      They can become unable to pull out of unhealthy ones.  This is usually a result of not having boundaries or discernment.   Conflict with others is a common trigger.

Why Don’t Men Ruminate?


      Men are generally less prone to rumination.  Men typically spend less time thinking about relationship problems.  When they do, they're less likely to brood over conflicts with others, how they feel about things.   Instead, they take constructive steps to solve the problem or destructive steps to avoid it.

Should Women Try to “Man Up”? 


       We want to cultivate our strengths.   Women usually are good at understanding feelings.  When a person is not mired in rumination, it allows that individual to cope with distressing situations.   Women more often anticipate the emotional consequences of life choices.  


      This helps in making well-informed decisions.   Sometimes antici-pation of all possibilities related to a problem stymies us, paralyzing us.  The 3 P's come into play---which is actually a regression---perfec-tionism, procrastination, paralysis. 

One Antidote

       With problem-solving, women can be mentally flexible, focusing on getting things done, not just getting their way.   With clients, most ses-sions end with creating action steps.  We look at healthy alternatives to the problems they face. When we do this, we are creating a better today.


       This is "staying in the solution."  It involves not giving up our power.  We may not be able to control our circumstances but we can con-trol how we respond to them. 

Second Antidote     

       Asking for help is a good idea, too.   This permits us to use the combined strengths of those around us, instead of doing everything ourselves.

       All in all, thinking can be helpful.  The trick is not to get mired in overthinking that leads nowhere but down the road where the cross streets are Depression and Despair.


How About You? 
What do you do, to slow down your mind, when it is in overdrive? 

Tuesday, June 2

Experiencing "What Is" Helps Us Feel Safe (One of my all-time favorite posts) 6/2/15

    What a ride down a waterfall it has been, the past few weeks.

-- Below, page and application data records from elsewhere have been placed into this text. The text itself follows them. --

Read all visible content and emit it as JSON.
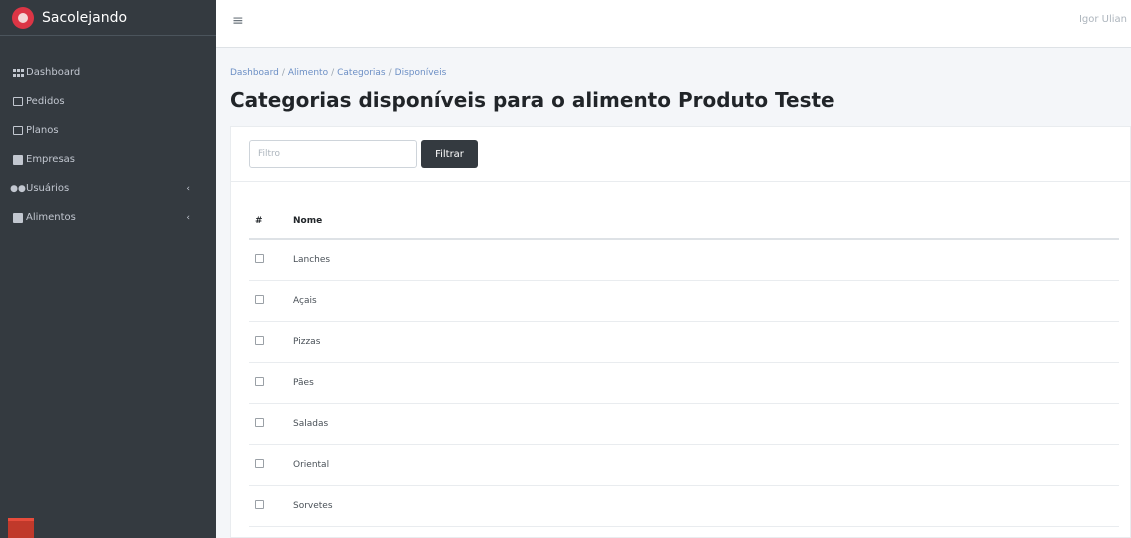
{
  "brand": {
    "name": "Sacolejando"
  },
  "sidebar": {
    "items": [
      {
        "label": "Dashboard",
        "icon": "grid-icon"
      },
      {
        "label": "Pedidos",
        "icon": "box-icon"
      },
      {
        "label": "Planos",
        "icon": "box-icon"
      },
      {
        "label": "Empresas",
        "icon": "building-icon"
      },
      {
        "label": "Usuários",
        "icon": "users-icon",
        "has_children": true
      },
      {
        "label": "Alimentos",
        "icon": "food-icon",
        "has_children": true
      }
    ]
  },
  "topbar": {
    "user": "Igor Ulian",
    "menu_icon": "hamburger-icon"
  },
  "breadcrumb": [
    "Dashboard",
    "Alimento",
    "Categorias",
    "Disponíveis"
  ],
  "page": {
    "title_prefix": "Categorias disponíveis para o alimento ",
    "title_product": "Produto Teste"
  },
  "filter": {
    "placeholder": "Filtro",
    "button_label": "Filtrar"
  },
  "table": {
    "headers": {
      "index": "#",
      "name": "Nome"
    },
    "rows": [
      "Lanches",
      "Açais",
      "Pizzas",
      "Pães",
      "Saladas",
      "Oriental",
      "Sorvetes"
    ]
  },
  "colors": {
    "sidebar": "#343a40",
    "accent": "#dc3545",
    "button": "#343a40"
  }
}
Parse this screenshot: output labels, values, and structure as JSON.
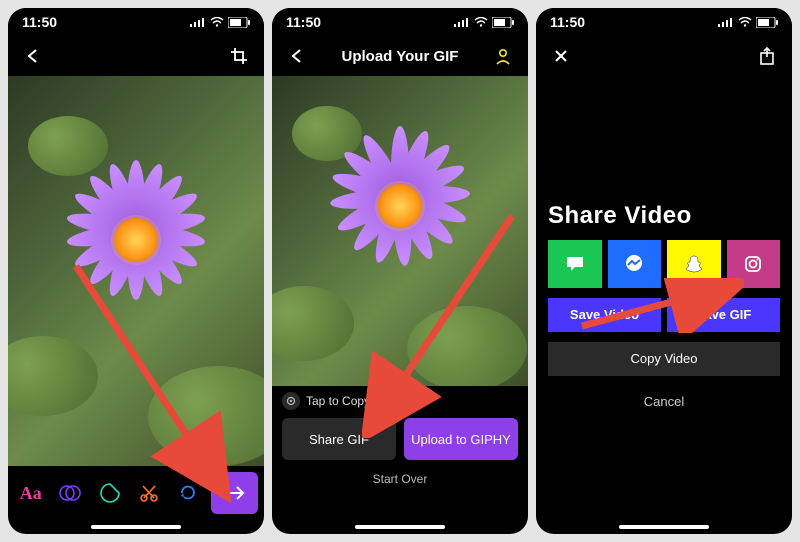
{
  "status": {
    "time": "11:50"
  },
  "screen1": {
    "tools": {
      "text_label": "Aa"
    }
  },
  "screen2": {
    "title": "Upload Your GIF",
    "tap_hint": "Tap to Copy GIF",
    "share_btn": "Share GIF",
    "upload_btn": "Upload to GIPHY",
    "start_over": "Start Over"
  },
  "screen3": {
    "title": "Share Video",
    "save_video": "Save Video",
    "save_gif": "Save GIF",
    "copy_video": "Copy Video",
    "cancel": "Cancel"
  }
}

     I love that I hold every-thing with an open hand.  It's exciting, resting in God's will, not mine.  It is wonderful knowing a strength and peace that transcends my circum-stances. There's so much I still need to learn.

     Interpretation isn't reality.

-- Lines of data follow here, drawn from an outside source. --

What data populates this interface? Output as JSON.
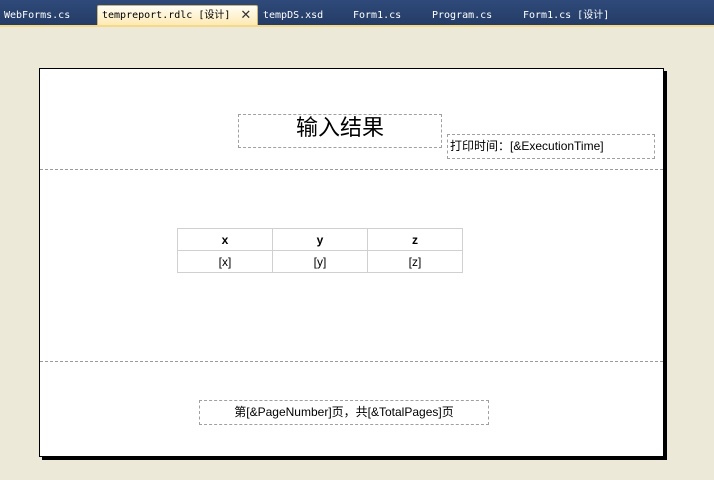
{
  "tabs": [
    {
      "label": "WebForms.cs"
    },
    {
      "label": "tempreport.rdlc [设计]",
      "active": true
    },
    {
      "label": "tempDS.xsd"
    },
    {
      "label": "Form1.cs"
    },
    {
      "label": "Program.cs"
    },
    {
      "label": "Form1.cs [设计]"
    }
  ],
  "report": {
    "title": "输入结果",
    "print_time": "打印时间：[&ExecutionTime]",
    "table": {
      "headers": [
        "x",
        "y",
        "z"
      ],
      "row": [
        "[x]",
        "[y]",
        "[z]"
      ]
    },
    "footer": "第[&PageNumber]页，共[&TotalPages]页"
  }
}
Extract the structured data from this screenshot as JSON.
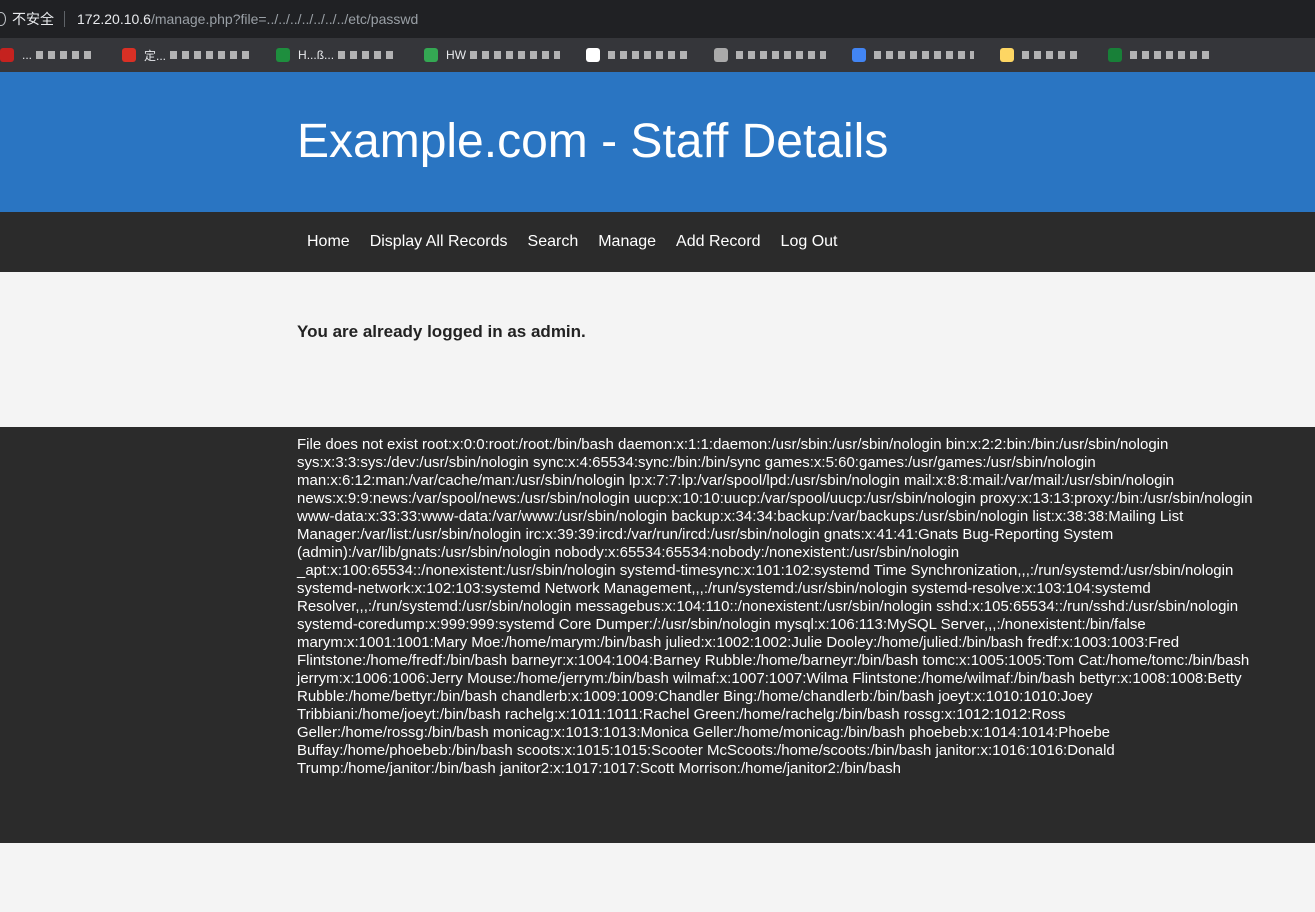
{
  "browser": {
    "security_label": "不安全",
    "url_host": "172.20.10.6",
    "url_path": "/manage.php?file=../../../../../../../etc/passwd",
    "bookmarks": [
      {
        "color": "#c5221f",
        "text": "...",
        "width": 60
      },
      {
        "color": "#d93025",
        "text": "定...",
        "width": 80
      },
      {
        "color": "#1e8e3e",
        "text": "H...ß...",
        "width": 60
      },
      {
        "color": "#34a853",
        "text": "HW",
        "width": 90
      },
      {
        "color": "#ffffff",
        "text": "",
        "width": 80
      },
      {
        "color": "#aaaaaa",
        "text": "",
        "width": 90
      },
      {
        "color": "#4285f4",
        "text": "",
        "width": 100
      },
      {
        "color": "#fdd663",
        "text": "",
        "width": 60
      },
      {
        "color": "#188038",
        "text": "",
        "width": 80
      }
    ]
  },
  "header": {
    "title": "Example.com - Staff Details"
  },
  "nav": {
    "items": [
      "Home",
      "Display All Records",
      "Search",
      "Manage",
      "Add Record",
      "Log Out"
    ]
  },
  "main": {
    "login_message": "You are already logged in as admin."
  },
  "footer": {
    "text": "File does not exist root:x:0:0:root:/root:/bin/bash daemon:x:1:1:daemon:/usr/sbin:/usr/sbin/nologin bin:x:2:2:bin:/bin:/usr/sbin/nologin sys:x:3:3:sys:/dev:/usr/sbin/nologin sync:x:4:65534:sync:/bin:/bin/sync games:x:5:60:games:/usr/games:/usr/sbin/nologin man:x:6:12:man:/var/cache/man:/usr/sbin/nologin lp:x:7:7:lp:/var/spool/lpd:/usr/sbin/nologin mail:x:8:8:mail:/var/mail:/usr/sbin/nologin news:x:9:9:news:/var/spool/news:/usr/sbin/nologin uucp:x:10:10:uucp:/var/spool/uucp:/usr/sbin/nologin proxy:x:13:13:proxy:/bin:/usr/sbin/nologin www-data:x:33:33:www-data:/var/www:/usr/sbin/nologin backup:x:34:34:backup:/var/backups:/usr/sbin/nologin list:x:38:38:Mailing List Manager:/var/list:/usr/sbin/nologin irc:x:39:39:ircd:/var/run/ircd:/usr/sbin/nologin gnats:x:41:41:Gnats Bug-Reporting System (admin):/var/lib/gnats:/usr/sbin/nologin nobody:x:65534:65534:nobody:/nonexistent:/usr/sbin/nologin _apt:x:100:65534::/nonexistent:/usr/sbin/nologin systemd-timesync:x:101:102:systemd Time Synchronization,,,:/run/systemd:/usr/sbin/nologin systemd-network:x:102:103:systemd Network Management,,,:/run/systemd:/usr/sbin/nologin systemd-resolve:x:103:104:systemd Resolver,,,:/run/systemd:/usr/sbin/nologin messagebus:x:104:110::/nonexistent:/usr/sbin/nologin sshd:x:105:65534::/run/sshd:/usr/sbin/nologin systemd-coredump:x:999:999:systemd Core Dumper:/:/usr/sbin/nologin mysql:x:106:113:MySQL Server,,,:/nonexistent:/bin/false marym:x:1001:1001:Mary Moe:/home/marym:/bin/bash julied:x:1002:1002:Julie Dooley:/home/julied:/bin/bash fredf:x:1003:1003:Fred Flintstone:/home/fredf:/bin/bash barneyr:x:1004:1004:Barney Rubble:/home/barneyr:/bin/bash tomc:x:1005:1005:Tom Cat:/home/tomc:/bin/bash jerrym:x:1006:1006:Jerry Mouse:/home/jerrym:/bin/bash wilmaf:x:1007:1007:Wilma Flintstone:/home/wilmaf:/bin/bash bettyr:x:1008:1008:Betty Rubble:/home/bettyr:/bin/bash chandlerb:x:1009:1009:Chandler Bing:/home/chandlerb:/bin/bash joeyt:x:1010:1010:Joey Tribbiani:/home/joeyt:/bin/bash rachelg:x:1011:1011:Rachel Green:/home/rachelg:/bin/bash rossg:x:1012:1012:Ross Geller:/home/rossg:/bin/bash monicag:x:1013:1013:Monica Geller:/home/monicag:/bin/bash phoebeb:x:1014:1014:Phoebe Buffay:/home/phoebeb:/bin/bash scoots:x:1015:1015:Scooter McScoots:/home/scoots:/bin/bash janitor:x:1016:1016:Donald Trump:/home/janitor:/bin/bash janitor2:x:1017:1017:Scott Morrison:/home/janitor2:/bin/bash"
  }
}
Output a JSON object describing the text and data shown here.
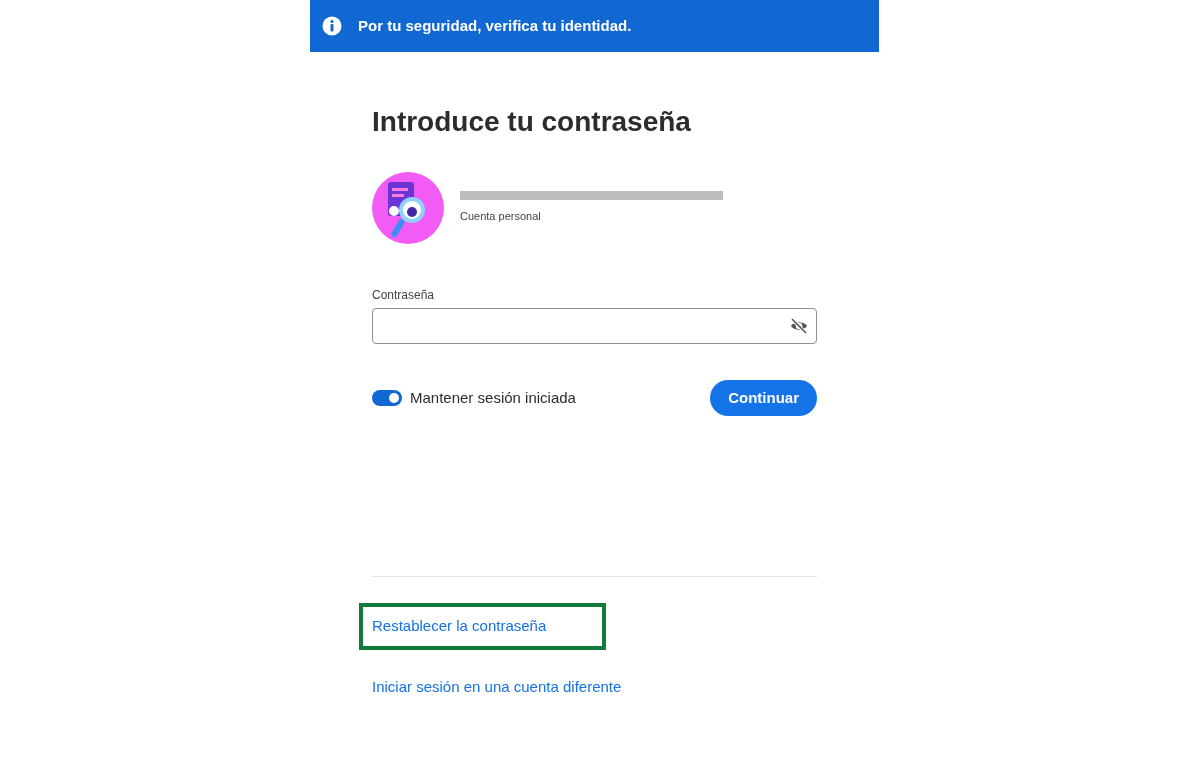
{
  "banner": {
    "text": "Por tu seguridad, verifica tu identidad."
  },
  "heading": "Introduce tu contraseña",
  "account": {
    "email_redacted": true,
    "type": "Cuenta personal"
  },
  "password": {
    "label": "Contraseña",
    "visible": false
  },
  "keep_signed_in": {
    "label": "Mantener sesión iniciada",
    "on": true
  },
  "continue_button": "Continuar",
  "links": [
    {
      "text": "Restablecer la contraseña",
      "highlighted": true
    },
    {
      "text": "Iniciar sesión en una cuenta diferente",
      "highlighted": false
    }
  ]
}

     I know that.  Most those I relate with don't.  I suffer as a result.  Inter-preting is a result of our mind, not necessarily the facts. When we judge---based upon our imagin-ings---we are being

Quotes from the Posts

"I'm mindful that our thoughts affect the words we use, our words influence our actions, our actions shape our character and our character determines our destiny."

From "My Character Determines My Destiny." To read it, please click here.

"Progress not perfection, is better than no progress at all, especially when we're trying to rid ourselves from unwelcome dragons that dwell within the closets of our soul."

From, "Still Learning" which, within four days, became the most popular post
written. To read it, please click here.

"Worry does not empty tomorrow of its trouble, but it does empty today of its strength"
From the post: "Life Is Not a Correspondence Program." Click here to read it.

"Even though we cannot control our circumstances, we can control how we choose to respond to them."

From, "Handling Stress and Dealing With an Emotional Bully."Click here to read this post.

"Nope, being busy isn't exciting. Boring is good. Because boring is not boring; boring is being healthy, living a balanced life that has serenity"

From: "Do You Know What It Means If You Are Too Busy?" For more, please click here.

Labels